Data items:
▼
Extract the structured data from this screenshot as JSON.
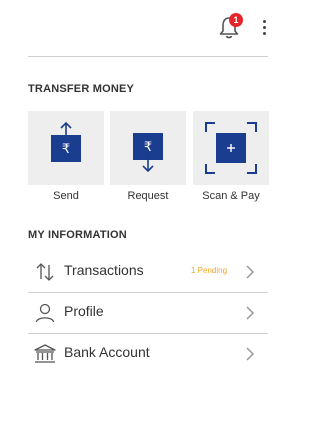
{
  "header": {
    "notification_count": "1"
  },
  "transfer": {
    "title": "TRANSFER MONEY",
    "tiles": [
      {
        "label": "Send",
        "icon": "rupee-send-icon"
      },
      {
        "label": "Request",
        "icon": "rupee-request-icon"
      },
      {
        "label": "Scan & Pay",
        "icon": "scan-icon"
      }
    ]
  },
  "info": {
    "title": "MY INFORMATION",
    "rows": [
      {
        "label": "Transactions",
        "badge": "1 Pending",
        "icon": "transactions-icon"
      },
      {
        "label": "Profile",
        "icon": "user-icon"
      },
      {
        "label": "Bank Account",
        "icon": "bank-icon"
      }
    ]
  },
  "colors": {
    "brand": "#1a3d8f",
    "badge": "#e8242b",
    "pending": "#f5a623"
  }
}
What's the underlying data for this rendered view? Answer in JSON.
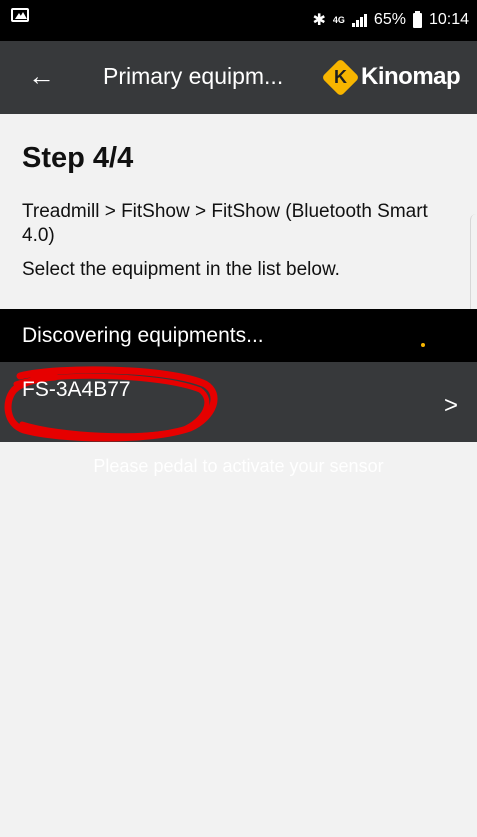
{
  "status_bar": {
    "network": "4G",
    "battery": "65%",
    "time": "10:14"
  },
  "app_bar": {
    "title": "Primary equipm...",
    "brand": "Kinomap",
    "logo_letter": "K"
  },
  "content": {
    "step_title": "Step 4/4",
    "path": "Treadmill > FitShow > FitShow (Bluetooth Smart 4.0)",
    "instruction": "Select the equipment in the list below."
  },
  "discovery": {
    "status_text": "Discovering equipments..."
  },
  "devices": [
    {
      "name": "FS-3A4B77",
      "chevron": ">"
    }
  ],
  "hint": "Please pedal to activate your sensor",
  "colors": {
    "accent": "#f7b500",
    "toolbar": "#37393b",
    "annotation": "#e60000"
  },
  "icons": {
    "gallery": "gallery-icon",
    "bluetooth": "bluetooth-icon",
    "signal": "signal-icon",
    "battery": "battery-icon",
    "back": "back-arrow-icon",
    "chevron": "chevron-right-icon"
  }
}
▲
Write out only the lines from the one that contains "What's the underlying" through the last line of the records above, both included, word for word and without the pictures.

What's the underlying data for this rendered view? Answer in JSON.
{
  "status_bar": {
    "network": "4G",
    "battery": "65%",
    "time": "10:14"
  },
  "app_bar": {
    "title": "Primary equipm...",
    "brand": "Kinomap",
    "logo_letter": "K"
  },
  "content": {
    "step_title": "Step 4/4",
    "path": "Treadmill > FitShow > FitShow (Bluetooth Smart 4.0)",
    "instruction": "Select the equipment in the list below."
  },
  "discovery": {
    "status_text": "Discovering equipments..."
  },
  "devices": [
    {
      "name": "FS-3A4B77",
      "chevron": ">"
    }
  ],
  "hint": "Please pedal to activate your sensor",
  "colors": {
    "accent": "#f7b500",
    "toolbar": "#37393b",
    "annotation": "#e60000"
  },
  "icons": {
    "gallery": "gallery-icon",
    "bluetooth": "bluetooth-icon",
    "signal": "signal-icon",
    "battery": "battery-icon",
    "back": "back-arrow-icon",
    "chevron": "chevron-right-icon"
  }
}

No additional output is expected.